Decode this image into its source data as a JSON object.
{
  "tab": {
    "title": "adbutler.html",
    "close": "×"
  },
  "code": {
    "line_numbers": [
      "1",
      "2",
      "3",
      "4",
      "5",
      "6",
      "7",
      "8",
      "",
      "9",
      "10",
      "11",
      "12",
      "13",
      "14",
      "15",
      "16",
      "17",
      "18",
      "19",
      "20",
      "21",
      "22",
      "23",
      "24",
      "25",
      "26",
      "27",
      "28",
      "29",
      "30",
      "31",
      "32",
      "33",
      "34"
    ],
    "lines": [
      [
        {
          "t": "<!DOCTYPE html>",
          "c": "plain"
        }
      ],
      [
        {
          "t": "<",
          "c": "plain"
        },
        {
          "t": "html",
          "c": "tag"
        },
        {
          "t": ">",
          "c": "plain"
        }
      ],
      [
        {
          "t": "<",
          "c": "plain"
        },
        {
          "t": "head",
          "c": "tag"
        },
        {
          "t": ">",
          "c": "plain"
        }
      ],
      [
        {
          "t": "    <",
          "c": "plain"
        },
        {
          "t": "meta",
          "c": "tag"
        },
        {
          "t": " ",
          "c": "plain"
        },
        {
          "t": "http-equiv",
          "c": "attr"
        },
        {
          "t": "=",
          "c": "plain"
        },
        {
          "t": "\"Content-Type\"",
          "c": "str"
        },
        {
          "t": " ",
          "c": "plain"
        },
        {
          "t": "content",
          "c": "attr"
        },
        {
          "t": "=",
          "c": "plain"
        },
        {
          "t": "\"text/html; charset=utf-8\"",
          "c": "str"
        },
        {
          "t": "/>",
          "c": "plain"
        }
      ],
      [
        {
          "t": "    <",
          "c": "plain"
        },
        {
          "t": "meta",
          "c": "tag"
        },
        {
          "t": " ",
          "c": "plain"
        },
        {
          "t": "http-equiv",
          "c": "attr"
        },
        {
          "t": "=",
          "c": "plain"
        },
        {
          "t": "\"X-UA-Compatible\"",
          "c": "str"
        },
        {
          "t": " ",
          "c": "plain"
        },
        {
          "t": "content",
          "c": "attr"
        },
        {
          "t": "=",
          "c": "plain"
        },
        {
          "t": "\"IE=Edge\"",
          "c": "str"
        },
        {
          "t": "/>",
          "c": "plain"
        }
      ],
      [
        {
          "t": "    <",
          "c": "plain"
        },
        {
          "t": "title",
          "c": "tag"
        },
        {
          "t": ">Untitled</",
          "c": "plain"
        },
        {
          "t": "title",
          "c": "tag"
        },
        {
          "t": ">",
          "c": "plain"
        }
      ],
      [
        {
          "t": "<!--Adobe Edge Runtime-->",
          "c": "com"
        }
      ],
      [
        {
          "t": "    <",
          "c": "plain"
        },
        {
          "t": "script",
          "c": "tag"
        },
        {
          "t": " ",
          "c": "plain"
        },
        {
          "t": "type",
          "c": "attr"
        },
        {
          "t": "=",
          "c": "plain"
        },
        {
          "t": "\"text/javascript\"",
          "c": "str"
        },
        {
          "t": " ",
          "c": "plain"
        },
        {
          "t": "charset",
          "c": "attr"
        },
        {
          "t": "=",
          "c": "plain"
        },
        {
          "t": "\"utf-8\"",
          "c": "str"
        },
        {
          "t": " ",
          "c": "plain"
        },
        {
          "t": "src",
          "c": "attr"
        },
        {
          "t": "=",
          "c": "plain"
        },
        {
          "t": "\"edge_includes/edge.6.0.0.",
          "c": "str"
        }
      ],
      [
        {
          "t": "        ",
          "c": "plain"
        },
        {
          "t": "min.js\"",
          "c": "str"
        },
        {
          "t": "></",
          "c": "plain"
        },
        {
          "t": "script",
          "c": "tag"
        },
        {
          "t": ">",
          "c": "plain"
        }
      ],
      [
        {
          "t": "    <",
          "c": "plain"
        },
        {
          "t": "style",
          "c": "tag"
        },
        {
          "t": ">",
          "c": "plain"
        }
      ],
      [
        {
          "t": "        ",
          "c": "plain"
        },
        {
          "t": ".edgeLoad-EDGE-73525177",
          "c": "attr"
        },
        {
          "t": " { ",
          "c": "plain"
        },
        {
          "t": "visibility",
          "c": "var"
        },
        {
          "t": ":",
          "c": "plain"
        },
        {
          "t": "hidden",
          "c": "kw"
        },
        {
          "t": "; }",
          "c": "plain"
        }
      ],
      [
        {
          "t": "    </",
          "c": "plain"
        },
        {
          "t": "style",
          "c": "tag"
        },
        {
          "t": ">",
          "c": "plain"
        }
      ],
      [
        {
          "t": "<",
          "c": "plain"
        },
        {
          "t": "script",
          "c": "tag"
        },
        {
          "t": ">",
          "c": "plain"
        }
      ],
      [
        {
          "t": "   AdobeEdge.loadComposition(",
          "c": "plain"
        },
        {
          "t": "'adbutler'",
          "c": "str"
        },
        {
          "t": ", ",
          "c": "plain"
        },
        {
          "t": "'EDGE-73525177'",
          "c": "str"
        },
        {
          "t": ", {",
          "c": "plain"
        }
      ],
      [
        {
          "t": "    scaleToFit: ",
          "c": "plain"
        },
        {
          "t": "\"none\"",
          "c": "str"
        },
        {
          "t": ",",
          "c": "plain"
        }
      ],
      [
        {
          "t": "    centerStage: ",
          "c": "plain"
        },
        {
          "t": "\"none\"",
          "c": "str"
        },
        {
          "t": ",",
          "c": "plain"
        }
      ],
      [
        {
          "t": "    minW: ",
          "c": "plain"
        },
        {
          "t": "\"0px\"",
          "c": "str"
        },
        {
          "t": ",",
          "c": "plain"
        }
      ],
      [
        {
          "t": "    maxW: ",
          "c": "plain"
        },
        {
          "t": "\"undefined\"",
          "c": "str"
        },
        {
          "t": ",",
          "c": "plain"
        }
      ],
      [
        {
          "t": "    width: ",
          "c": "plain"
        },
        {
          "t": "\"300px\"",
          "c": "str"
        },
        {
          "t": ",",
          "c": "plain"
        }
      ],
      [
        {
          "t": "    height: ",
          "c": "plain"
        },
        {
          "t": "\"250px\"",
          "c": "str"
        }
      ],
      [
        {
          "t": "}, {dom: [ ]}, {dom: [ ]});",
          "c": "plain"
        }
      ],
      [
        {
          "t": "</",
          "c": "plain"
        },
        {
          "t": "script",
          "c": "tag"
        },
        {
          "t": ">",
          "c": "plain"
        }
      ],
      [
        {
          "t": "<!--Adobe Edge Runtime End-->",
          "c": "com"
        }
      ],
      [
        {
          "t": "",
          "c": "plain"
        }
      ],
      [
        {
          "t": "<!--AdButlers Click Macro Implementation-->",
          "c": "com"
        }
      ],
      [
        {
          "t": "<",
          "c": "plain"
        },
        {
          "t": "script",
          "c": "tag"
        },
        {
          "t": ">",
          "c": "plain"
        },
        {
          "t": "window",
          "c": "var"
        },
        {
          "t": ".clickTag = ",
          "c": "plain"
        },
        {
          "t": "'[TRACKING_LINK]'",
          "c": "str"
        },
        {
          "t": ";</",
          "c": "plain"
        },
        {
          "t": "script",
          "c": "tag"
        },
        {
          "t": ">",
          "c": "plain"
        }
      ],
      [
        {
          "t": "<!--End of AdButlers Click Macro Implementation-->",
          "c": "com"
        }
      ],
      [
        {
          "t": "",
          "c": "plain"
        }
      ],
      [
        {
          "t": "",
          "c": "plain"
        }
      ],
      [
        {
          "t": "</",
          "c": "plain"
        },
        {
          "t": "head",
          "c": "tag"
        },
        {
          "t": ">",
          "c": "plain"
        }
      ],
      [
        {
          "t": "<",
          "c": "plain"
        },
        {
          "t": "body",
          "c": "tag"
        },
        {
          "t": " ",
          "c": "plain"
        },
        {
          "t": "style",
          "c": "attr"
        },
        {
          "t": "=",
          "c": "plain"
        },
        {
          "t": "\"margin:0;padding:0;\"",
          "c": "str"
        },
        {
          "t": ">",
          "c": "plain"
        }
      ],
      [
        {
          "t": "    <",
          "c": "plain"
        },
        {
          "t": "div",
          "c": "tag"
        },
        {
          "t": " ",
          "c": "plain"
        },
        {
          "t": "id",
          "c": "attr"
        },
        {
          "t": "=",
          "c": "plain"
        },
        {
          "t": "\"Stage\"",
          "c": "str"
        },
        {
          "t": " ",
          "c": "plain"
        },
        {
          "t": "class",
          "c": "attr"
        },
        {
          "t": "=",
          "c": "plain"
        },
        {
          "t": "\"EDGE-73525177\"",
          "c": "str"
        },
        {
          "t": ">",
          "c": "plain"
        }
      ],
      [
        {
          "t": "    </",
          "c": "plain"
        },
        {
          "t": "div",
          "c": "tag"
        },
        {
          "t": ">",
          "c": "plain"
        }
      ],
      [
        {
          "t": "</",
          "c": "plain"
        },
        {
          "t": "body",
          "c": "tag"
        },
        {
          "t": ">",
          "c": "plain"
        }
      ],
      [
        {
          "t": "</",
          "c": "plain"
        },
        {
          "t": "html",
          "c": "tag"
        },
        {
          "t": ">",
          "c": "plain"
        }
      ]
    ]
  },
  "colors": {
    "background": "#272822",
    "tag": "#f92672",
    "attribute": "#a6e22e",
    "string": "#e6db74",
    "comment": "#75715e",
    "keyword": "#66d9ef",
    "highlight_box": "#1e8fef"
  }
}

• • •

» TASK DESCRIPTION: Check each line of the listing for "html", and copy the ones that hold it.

» EXERCISE RESPONSE:
    "title": "adbutler.html",
          "t": "<!DOCTYPE html>",
          "t": "html",
          "t": "\"text/html; charset=utf-8\"",
          "t": "html",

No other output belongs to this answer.